The financial accounting term holding gains and losses refers to increases and decreases to the replacement cost of an asset or the value of a liability. Holding gains and losses can be realized as well as unrealized.
A company can experience a holding gain or loss merely as a result of owning an asset or liability; this change in value occurs only as a consequence of the passage of time. The reporting of such a gain or loss is normally computed net of inflation. The following examples demonstrate this point:
Holding gains and losses can be realized or unrealized, and their treatment will vary with the asset or liability. For example, the value of a building may increase over time; but until it's sold, that gain in value is unrealized.
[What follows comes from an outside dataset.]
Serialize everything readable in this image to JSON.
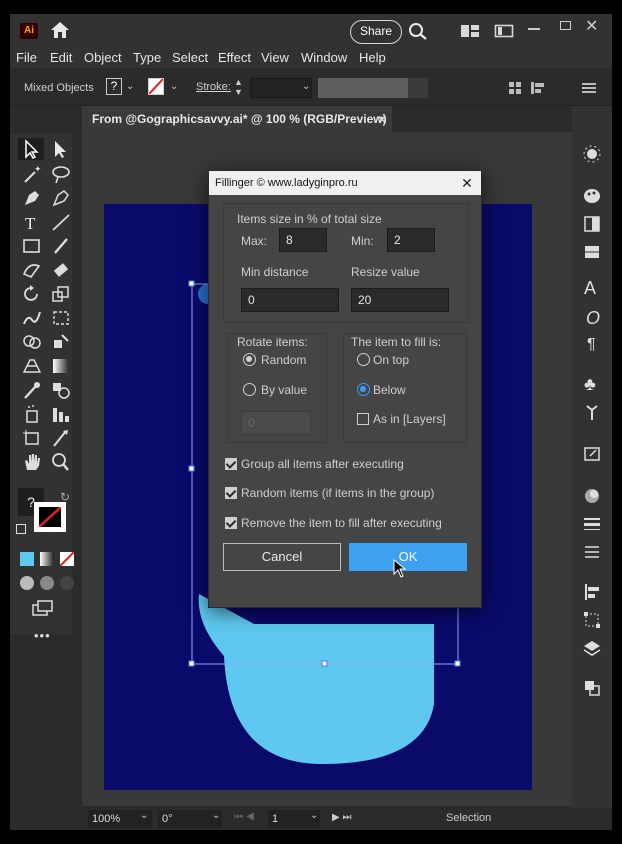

Once sold, the gain is recorded on the company's balance sheet; eventually flowing to the income statement.
Generally, the conservatism constraint provides guidance on this topic; stating that all probable losses are recorded and disclosed as they are discovered (realized), while gains are deferred until verified (unrealized).